Methods: Infants identified by newborn screening with an elevated IRT level, one DeltaF508 allele, and a sweat chloride level <60 mmol/L underwent CF mutation analysis, pancreatic stimulation testing, and repeat IRT analysis followed by clinical review and repeat sweat test at 12 months.
Results: Over a 24-month period we identified 122 DeltaF508 heterozygotes and recruited 57; 4 had borderline sweat chloride levels (40 to 60 mmol/L), 5 (8.8%, 95% CI 1.4, 16.2) had a second CF mutation (R117H), and 11 (20%, 95% CI 10, 30) had the intron 8 5T allele. Three had clinical CF at 12 months (initial sweat chloride levels: 53, 51, and 32 mmol/L). Pancreatic electrolyte secretion in the subjects with a borderline sweat chloride level was similar to that in patients with known CF.

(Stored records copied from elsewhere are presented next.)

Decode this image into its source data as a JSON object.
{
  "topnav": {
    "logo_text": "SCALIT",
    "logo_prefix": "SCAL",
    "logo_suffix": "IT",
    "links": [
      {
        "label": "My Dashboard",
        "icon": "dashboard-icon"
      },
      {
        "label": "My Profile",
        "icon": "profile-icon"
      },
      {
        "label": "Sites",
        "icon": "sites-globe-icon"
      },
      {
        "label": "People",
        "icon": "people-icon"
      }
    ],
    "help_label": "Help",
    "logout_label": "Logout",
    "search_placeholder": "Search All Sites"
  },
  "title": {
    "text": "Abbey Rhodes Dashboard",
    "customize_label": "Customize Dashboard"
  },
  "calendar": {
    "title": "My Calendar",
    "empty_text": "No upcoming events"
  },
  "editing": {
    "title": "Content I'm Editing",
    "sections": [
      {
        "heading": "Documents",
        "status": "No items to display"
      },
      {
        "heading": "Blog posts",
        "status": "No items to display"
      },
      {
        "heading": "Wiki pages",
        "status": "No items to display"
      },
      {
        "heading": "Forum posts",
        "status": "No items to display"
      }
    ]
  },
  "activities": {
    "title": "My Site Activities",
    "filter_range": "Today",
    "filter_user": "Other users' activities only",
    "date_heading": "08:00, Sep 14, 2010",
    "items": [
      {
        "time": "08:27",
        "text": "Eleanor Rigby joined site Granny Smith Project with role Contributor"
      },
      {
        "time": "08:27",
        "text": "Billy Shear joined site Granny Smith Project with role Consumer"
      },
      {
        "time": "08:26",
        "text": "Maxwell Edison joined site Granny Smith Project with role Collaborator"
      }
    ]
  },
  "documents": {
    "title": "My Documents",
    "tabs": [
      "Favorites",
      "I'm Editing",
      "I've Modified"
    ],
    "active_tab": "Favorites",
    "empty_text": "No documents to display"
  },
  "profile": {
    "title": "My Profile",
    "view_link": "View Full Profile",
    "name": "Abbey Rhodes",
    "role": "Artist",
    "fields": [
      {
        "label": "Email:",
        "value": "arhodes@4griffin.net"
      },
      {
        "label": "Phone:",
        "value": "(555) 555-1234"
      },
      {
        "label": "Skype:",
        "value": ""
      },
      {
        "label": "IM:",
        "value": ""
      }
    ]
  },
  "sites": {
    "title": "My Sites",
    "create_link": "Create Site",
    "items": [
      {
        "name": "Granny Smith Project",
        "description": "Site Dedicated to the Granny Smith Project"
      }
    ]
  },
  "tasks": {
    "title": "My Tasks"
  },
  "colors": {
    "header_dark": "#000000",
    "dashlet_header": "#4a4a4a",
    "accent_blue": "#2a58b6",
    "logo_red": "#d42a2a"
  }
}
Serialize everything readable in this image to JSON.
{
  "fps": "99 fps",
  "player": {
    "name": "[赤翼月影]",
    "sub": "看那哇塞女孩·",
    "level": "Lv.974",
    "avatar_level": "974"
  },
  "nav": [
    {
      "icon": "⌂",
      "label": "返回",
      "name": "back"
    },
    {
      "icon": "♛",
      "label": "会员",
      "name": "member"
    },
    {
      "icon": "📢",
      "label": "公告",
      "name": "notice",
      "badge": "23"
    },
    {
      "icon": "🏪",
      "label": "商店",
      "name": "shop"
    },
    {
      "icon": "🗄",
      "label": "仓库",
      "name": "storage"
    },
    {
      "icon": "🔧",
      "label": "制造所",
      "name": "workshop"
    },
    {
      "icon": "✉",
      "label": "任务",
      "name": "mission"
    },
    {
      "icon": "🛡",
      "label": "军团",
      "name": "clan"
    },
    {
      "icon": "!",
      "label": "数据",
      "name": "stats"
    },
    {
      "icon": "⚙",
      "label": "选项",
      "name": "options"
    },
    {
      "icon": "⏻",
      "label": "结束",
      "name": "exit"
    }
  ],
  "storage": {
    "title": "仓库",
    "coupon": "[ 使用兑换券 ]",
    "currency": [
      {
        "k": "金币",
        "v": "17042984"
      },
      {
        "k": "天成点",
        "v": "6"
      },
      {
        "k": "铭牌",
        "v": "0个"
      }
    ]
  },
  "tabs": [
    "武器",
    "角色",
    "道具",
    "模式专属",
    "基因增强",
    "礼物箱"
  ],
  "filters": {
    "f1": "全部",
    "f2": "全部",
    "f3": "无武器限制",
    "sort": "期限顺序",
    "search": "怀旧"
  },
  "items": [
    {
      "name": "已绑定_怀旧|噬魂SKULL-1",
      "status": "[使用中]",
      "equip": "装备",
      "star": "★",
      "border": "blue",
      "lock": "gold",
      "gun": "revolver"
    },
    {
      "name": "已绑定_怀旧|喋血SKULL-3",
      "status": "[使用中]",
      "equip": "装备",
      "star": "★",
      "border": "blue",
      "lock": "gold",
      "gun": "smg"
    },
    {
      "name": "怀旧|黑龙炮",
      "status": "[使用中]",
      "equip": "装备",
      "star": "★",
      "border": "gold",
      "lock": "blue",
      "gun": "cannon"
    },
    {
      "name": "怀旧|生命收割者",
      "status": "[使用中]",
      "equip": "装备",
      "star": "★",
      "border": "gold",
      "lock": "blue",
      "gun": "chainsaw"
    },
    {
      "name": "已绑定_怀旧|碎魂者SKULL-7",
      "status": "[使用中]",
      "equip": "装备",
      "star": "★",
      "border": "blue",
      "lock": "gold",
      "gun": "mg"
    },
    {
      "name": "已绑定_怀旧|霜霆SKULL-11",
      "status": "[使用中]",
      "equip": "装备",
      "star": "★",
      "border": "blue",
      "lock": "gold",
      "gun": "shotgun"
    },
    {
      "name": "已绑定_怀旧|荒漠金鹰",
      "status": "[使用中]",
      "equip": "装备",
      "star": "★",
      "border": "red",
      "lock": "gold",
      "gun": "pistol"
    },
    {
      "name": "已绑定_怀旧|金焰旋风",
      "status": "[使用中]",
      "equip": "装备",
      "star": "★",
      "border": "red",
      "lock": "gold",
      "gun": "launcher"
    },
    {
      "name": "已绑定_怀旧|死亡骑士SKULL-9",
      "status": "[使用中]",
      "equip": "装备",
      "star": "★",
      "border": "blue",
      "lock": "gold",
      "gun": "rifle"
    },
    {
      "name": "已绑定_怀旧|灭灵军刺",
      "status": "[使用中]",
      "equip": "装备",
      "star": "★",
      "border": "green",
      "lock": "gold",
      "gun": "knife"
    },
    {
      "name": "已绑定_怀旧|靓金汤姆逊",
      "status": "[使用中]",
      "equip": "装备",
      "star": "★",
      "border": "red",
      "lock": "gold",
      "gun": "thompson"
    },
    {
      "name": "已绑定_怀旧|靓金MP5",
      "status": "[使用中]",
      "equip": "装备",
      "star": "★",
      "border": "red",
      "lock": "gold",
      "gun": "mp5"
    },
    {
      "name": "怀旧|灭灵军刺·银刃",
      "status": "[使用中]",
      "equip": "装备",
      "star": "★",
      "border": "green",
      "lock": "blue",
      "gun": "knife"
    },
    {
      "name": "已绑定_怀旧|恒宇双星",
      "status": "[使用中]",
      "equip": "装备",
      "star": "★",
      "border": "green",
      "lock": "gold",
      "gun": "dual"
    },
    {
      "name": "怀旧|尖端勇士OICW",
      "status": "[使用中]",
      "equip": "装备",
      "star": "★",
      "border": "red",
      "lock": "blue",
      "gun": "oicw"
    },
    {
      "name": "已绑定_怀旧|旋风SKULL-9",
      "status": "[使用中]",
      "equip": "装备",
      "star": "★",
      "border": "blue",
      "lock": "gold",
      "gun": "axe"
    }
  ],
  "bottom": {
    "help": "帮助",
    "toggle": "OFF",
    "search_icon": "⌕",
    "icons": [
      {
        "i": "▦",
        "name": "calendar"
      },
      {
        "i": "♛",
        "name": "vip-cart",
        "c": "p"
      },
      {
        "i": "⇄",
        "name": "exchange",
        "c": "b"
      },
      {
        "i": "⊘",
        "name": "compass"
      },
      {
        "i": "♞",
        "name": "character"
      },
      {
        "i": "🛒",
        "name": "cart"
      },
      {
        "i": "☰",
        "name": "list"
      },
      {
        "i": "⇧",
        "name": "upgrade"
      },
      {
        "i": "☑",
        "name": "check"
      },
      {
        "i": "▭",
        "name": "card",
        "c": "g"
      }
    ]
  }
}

Conclusion: The excess of DeltaF508 heterozygotes detected by IRT/DNA screening is associated with the presence of a second mutation or the 5T allele in some infants. Screened infants with borderline sweat chloride levels almost certainly have CF, but long-term follow-up of the infants with the genotype DeltaF508/R117H and DeltaF508/5T is required to determine their outcome. In the meantime, newborn screening should be confined to severe mutations associated with classic CF.